Don't you find it annoying when you have been using the same command in bash a few times in a row, and then you scroll through the history to a previous command only having to go through many duplicates of the command you just used.

For this use bash's HISTIGNORE variable, set in in your ~/.bashrc file.

Will mean you will not have duplicates in your bash history, but you can use other varables too, say you don't want the commands beggining with c to be put in the history.

An example of this together with not having duplicates:

Tried Ogle? Try it if you didn't and are looking for a simple and rather painless ways to play your DVD's on your PC almost as if you plugged them in a standalone DVD player (for a TV set) without having to do alot of tweaking just to get it playing right and without anomalies and with subtitles working (if you need them).

Ogle supports DVD menu and seems to tune in to any DVD without a problem.

I have added it to my ~/.xinitrc file (by default commented) like this:

#gksudo ogle /dev/hdd

So when I want to play a DVD I just insert it in my DVD player, go out of GNOME (or whatever I may be using in X) to console (killing X in the process of course), modify my ~/.xinitrc file to comment out the mentioned command and comment the one that usually starts GNOME (exec gnome-session) and then just startx to start playing a DVD.

Simple Text Editor
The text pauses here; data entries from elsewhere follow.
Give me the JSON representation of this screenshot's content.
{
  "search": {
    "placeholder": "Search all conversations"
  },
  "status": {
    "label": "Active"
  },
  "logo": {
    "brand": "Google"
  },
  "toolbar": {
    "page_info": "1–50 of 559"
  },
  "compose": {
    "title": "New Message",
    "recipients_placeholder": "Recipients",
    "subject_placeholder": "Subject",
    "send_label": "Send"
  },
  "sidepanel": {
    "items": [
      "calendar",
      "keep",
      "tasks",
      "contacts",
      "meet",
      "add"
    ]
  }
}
You can use the cat command as a simple text editor for creating or appending files.

If you want to write a small file just:

cat > file << "EOF"
> put
> your
> text
> here
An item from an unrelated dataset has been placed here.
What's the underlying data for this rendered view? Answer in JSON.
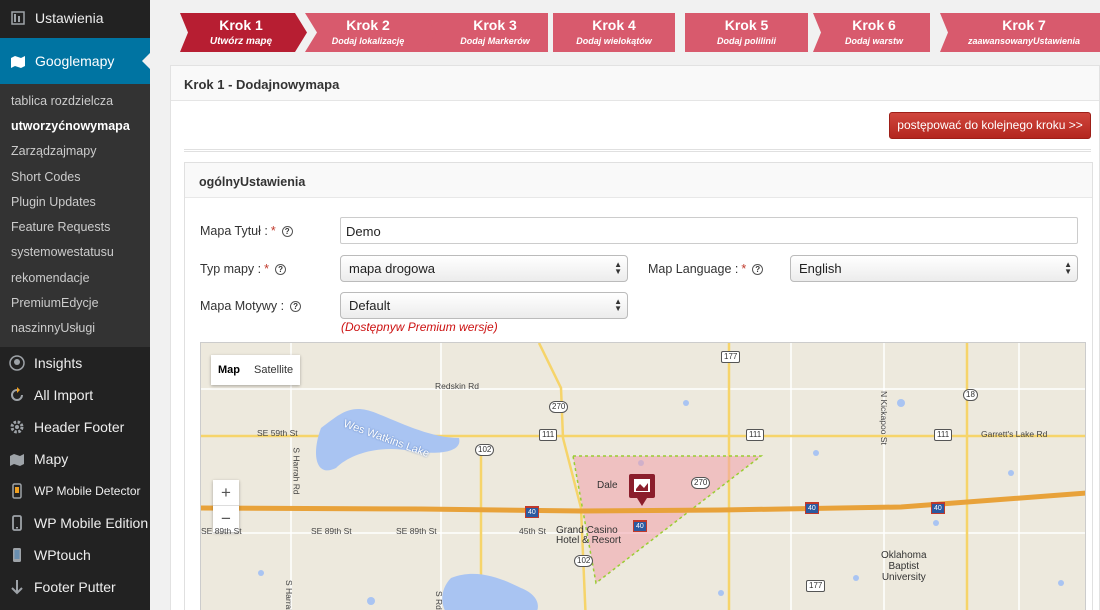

and then you'll have written your file with the text you put in.

Speedup Gentoo's Boot

If you start many services at boot, edit your /etc/conf.d/rc so that you have a line reading RC_PARALLEL_STARTUP="yes"
This will start up some services in paralel to save time at bootup.

Searching bash history
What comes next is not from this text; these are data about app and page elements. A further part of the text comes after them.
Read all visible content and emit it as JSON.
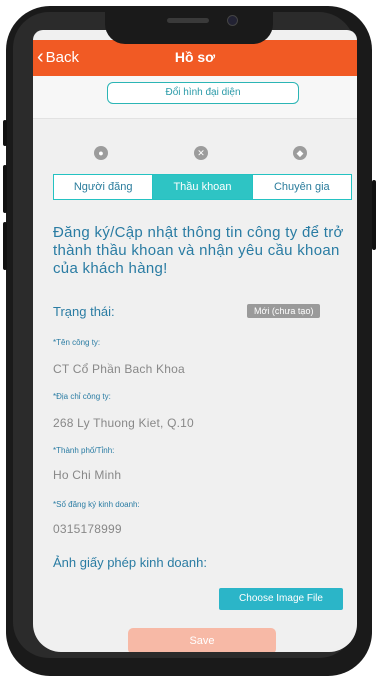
{
  "header": {
    "back_label": "Back",
    "title": "Hồ sơ"
  },
  "avatar": {
    "change_label": "Đổi hình đại diện"
  },
  "tabs": [
    {
      "label": "Người đăng",
      "icon": "person-icon"
    },
    {
      "label": "Thầu khoan",
      "icon": "drill-icon"
    },
    {
      "label": "Chuyên gia",
      "icon": "expert-icon"
    }
  ],
  "intro": "Đăng ký/Cập nhật thông tin công ty để trở thành thầu khoan và nhận yêu cầu khoan của khách hàng!",
  "status": {
    "label": "Trạng thái:",
    "value": "Mới (chưa tạo)"
  },
  "fields": [
    {
      "label": "*Tên công ty:",
      "value": "CT Cổ Phần Bach Khoa"
    },
    {
      "label": "*Địa chỉ công ty:",
      "value": "268 Ly Thuong Kiet, Q.10"
    },
    {
      "label": "*Thành phố/Tỉnh:",
      "value": "Ho Chi Minh"
    },
    {
      "label": "*Số đăng ký kinh doanh:",
      "value": "0315178999"
    }
  ],
  "license": {
    "label": "Ảnh giấy phép kinh doanh:",
    "choose_label": "Choose Image File"
  },
  "save_label": "Save",
  "colors": {
    "header": "#f15a24",
    "accent": "#2ec4c4",
    "text": "#2a7ca3",
    "save_disabled": "#f7b9a6"
  }
}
Do you only half-remember a commandline command you recently used? If you use bash (most likely you do), you don't need to look it up again or reinvent it. Just type control-r and then the part you do remember. Bash will search it's history for commands of which what you typed is a substring.

Example: I remember I used some browser to visit some site named (something)fied(something):

ctrl-r fied

and the result is:

(reverse-i-search)`fied': firefox

Now just press enter to visit everyone's favourite free software help site :-)

You can find some more tips in an old tips thread.